Artificial intelligence and machine learning (AI/ML), often imagined as self-driving cars or human-like robots, are flourishing at the enterprise level as practical business use cases increase. Many companies rely on AI/ML to expedite internal processes, automate mundane tasks, and reduce human error.
But some businesses fail to consider that AI ethics are essential to ensure that the technology is used appropriately and securely and that it does not pose risks to businesses.
The growing importance of AI in nearly all enterprises brings into question how CIOs can ensure that the processes align with ethical and responsible AI. Because AI will likely continue to pave the way for additional technological advancements and is crucial to ensuring efficient and effective internal processes, CIOs and business leaders must pay attention to the following key pillars of ethical AI.
The first pillar of ethical AI is accountability. Relying on AI can speed up internal processes and ensure faster workflows, but only if it is accountable and dependable. The AI/ML must be trustworthy, based on the processes it’s designed to complete, to be valid.
[ Also read AI ethics: 4 things CIOs need to know. ]
If AI is not accountable for completing tasks, then its use cases essentially go out the window. CIOs should continuously check on AI to evaluate success rates and ensure that business processes operate correctly.
In a similar vein, AI must be reliable. Data sources are constantly changing, and as new sources of data are added, outputs from AI/ML must also be monitored and validated. As AI/ML is increasingly deployed, the reliability of algorithms becomes even more critical considering the vast array of processes that leverage AI/ML across the enterprise.
CIOs and businesses rely on the standardization of processes, data collection, and organization to ensure that the technology managing this data, including AI, can run smoothly, without producing errors.
Explainability ensures that AI and ML models are understood and can be explained across departments and organizations. The benefits of AI at an enterprise level become irrelevant if the technology cannot be translated, which could result in confusion and siloed processes.
[ Want best practices for AI workloads? Get the Ebook: Top considerations for building a production-ready AI/ML environment. ]
Consider industries such as banking or healthcare. The predictions from AI/ML models used by these industries must be explainable to ensure that there is no inherent bias and that the technology is creating actionable results.

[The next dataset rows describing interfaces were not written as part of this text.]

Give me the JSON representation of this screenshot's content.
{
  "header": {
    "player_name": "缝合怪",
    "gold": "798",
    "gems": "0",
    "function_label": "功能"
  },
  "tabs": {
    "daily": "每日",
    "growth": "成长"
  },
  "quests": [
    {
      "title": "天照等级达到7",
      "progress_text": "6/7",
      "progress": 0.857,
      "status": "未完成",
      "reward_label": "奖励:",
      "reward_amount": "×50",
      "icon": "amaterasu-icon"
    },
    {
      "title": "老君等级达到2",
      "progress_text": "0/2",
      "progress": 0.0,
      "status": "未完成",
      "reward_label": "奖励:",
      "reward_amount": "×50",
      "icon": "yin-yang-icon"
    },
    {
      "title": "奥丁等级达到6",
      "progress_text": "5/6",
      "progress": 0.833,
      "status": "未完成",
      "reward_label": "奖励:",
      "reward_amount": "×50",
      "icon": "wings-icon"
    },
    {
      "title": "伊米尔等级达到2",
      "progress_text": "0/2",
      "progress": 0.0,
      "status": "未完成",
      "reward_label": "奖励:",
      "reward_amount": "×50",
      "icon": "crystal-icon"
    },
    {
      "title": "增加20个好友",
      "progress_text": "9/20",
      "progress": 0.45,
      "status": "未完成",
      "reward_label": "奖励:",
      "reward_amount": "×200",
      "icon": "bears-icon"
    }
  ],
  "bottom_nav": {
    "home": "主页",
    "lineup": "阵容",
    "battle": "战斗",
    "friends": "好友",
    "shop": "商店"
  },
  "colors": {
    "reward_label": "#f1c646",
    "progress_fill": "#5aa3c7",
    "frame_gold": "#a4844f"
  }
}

Tech security is a growing concern as ransomware attacks threaten organizations and protected data. Protecting AI models against these attacks is essential, and CIOs need to understand the potential risks and how they may impact the technology in use.
Many businesses and customers are evaluating AI with a critical eye on security. Businesses and CIOs must ensure that the AI they rely on is dependable and secure to minimize risks.
Protecting customer data, especially when AI is used in data-sensitive industries or business processes such as healthcare and banking sectors, must be top of mind for CIOs. CIOs must ensure that the AI technology has measures to protect sensitive data and provide business and customer privacy.
As individuals and businesses increasingly rely on the cloud to conduct business, transactions, store private information, and more, they are paying more attention to the privacy granted to them through their technology. If AI does not guarantee privacy, businesses will struggle to keep customers’ trust and protect internal property.
[ Related read 5 ways to embed privacy compliance into your culture ]
The use of AI will eventually become table stakes for businesses. While it can solve business challenges by expediting internal and external processes and eliminating human error, it is only as good as the CIOs who manage the AI processes, as they are responsible for ensuring that this next-level technology meets ethical standards and solves business challenges.
The key to relying on AI and enforcing AI ethics is continuous improvement and ongoing checks and balances to ensure that the AI is working properly and is correctly maintained. AI is a constantly evolving technology, and its use cases will continue to develop, so CIOs should build AI’s foundation with these five ethical pillars in mind.
[ Check out our primer on 10 key artificial intelligence terms for IT and business leaders: Cheat sheet: AI glossary. ]